Saturday, August 1, 2009

High Tech Crime Detection

by Jean Henry Mead

White collar crime is on the rise and made easier through the internet. Few people are now taken in by Nigerian email promising millions of dollars if only you will help them transfer money to the U.S.

But phishing is a relatively new crime that involves criminals who send email requesting the recipient’s passwords and account numbers for various bank accounts and other financial institutions. It may be a fraudulent credit card offer or various merchandise with a legitimate appearing logo implanted in the email. However, the links they provide go directly to the crooks' computers. If the unsuspecting victim provides a credit card number or checking account number, within hours large purchases will no doubt be charged to the account. And the victim will spend years trying to clear his corrupted credit.

Highly trained investigators are taught the laws of search and seizure and are well acquainted with computer fraud. They know how data is stored and how to recover deleted files, examine hard drives, break passwords, detect computer viruses and how to discover devises that can destroy a computer's inner workings, according to Lee Lofland in his book Police Procedure and Investigation.

Cyber criminals have devised ways to prevent investigators from discovering their illegal activities by drilling holes in their hard drives or smashing them with sledge hammers. They’ve also submerged the hard drives in acid, the only effective way to destroy the data. Forensic computers are normally used to scan computers seized in raids on illegal operations and the hardware write blocker or HWD is a necessary tool in high-tech crime detection. The forensic computer operates by extracting information from the criminal’s computer and storing it for future investigation and evidence collection.

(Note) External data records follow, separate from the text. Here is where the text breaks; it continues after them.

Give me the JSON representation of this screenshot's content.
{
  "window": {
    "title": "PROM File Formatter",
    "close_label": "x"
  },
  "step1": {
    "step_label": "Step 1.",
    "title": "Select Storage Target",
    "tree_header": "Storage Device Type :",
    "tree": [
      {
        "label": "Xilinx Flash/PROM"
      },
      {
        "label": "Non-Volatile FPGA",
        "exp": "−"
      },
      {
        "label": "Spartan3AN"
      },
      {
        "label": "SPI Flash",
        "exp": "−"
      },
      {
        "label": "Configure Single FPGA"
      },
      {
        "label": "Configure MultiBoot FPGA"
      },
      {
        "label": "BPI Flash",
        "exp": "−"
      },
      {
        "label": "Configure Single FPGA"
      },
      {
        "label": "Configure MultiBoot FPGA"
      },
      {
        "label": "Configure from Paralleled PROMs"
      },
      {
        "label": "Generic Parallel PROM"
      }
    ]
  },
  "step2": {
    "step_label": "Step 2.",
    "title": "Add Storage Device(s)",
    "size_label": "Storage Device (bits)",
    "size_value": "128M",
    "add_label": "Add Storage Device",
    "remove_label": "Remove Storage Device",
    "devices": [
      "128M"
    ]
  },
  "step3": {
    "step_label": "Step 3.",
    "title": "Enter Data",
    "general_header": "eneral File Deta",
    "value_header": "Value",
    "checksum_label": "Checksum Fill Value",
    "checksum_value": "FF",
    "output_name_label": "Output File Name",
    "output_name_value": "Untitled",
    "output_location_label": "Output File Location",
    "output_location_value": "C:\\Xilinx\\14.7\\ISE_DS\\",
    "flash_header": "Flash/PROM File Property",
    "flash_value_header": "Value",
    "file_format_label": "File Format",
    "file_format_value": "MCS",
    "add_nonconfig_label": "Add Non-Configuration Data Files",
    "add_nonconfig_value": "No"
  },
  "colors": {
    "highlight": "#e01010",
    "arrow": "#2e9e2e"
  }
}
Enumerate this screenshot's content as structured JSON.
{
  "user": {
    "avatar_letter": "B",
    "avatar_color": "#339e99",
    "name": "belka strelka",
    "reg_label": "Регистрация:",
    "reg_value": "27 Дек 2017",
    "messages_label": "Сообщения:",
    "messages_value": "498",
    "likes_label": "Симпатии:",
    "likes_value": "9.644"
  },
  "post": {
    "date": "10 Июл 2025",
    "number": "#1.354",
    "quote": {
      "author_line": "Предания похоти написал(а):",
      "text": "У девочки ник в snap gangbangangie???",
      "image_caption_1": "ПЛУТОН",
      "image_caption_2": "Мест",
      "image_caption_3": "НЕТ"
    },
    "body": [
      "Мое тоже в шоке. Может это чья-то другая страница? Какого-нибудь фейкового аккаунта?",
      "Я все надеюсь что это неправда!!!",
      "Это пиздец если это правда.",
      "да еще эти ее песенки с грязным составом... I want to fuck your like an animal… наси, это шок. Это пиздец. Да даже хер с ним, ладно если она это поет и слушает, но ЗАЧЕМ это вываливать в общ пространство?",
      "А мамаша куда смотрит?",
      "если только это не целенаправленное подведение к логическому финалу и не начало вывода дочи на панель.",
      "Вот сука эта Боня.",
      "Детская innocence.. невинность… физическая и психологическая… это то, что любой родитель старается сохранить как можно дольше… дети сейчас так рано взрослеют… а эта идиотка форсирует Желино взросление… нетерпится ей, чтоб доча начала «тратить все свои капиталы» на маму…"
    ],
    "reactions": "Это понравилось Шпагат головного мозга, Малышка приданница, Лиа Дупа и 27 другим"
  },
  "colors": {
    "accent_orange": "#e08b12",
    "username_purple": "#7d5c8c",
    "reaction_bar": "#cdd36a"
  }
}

Lofland says the ”HWD functions much like the foot valve in a water line that’s connected to a pump and well system. The valve opens when the pump (HWD) pulls water (information) toward a house (forensic computer) but closes tightly when the pumping stops so the leftover water in the lines can’t return to the well (suspect’s computer). The one-way action of the HWD is designed to prevent cross-contamination of evidence."

It also prevents any evidence of the HWD probe in the suspect’s computer, which an attorney could use as defense. Lofland added: “It could be compared to planting evidence, such as a bloody knife or glove at a homicide scene.”


F. M. Meredith, author said...

I get so many of those people wanting to send me money or telling me my account needs tending etc. I worry about the more gullible people on line who make think all this stuff is for real.


Lee Lofland said...

Thanks for mentioning my book. You can also find out more about high-tech crimes on my blog, The Graveyard Shift. Sergeant Josh Moulin, the commander of the Oregon High-Tech Crimes Task Force, is a regular contributor to the site and he's very writer-friendly. He'd be more than happy to answer your questions.

Here's the link to one of Josh's posts. It's called Handling Digital Evidence.

Ben Small said...

Jean, I learned something new today, thanks to you. Great article!

Morgan Mandel said...

It's a different world we live in now, that's for sure. People have to worry about crooks breaking into computers now besides breaking into homes. Then the other day, Marilyn Meredith was posting about bears climbing into houses through windows.

I guess nobody is safe. (g)

Morgan Mandel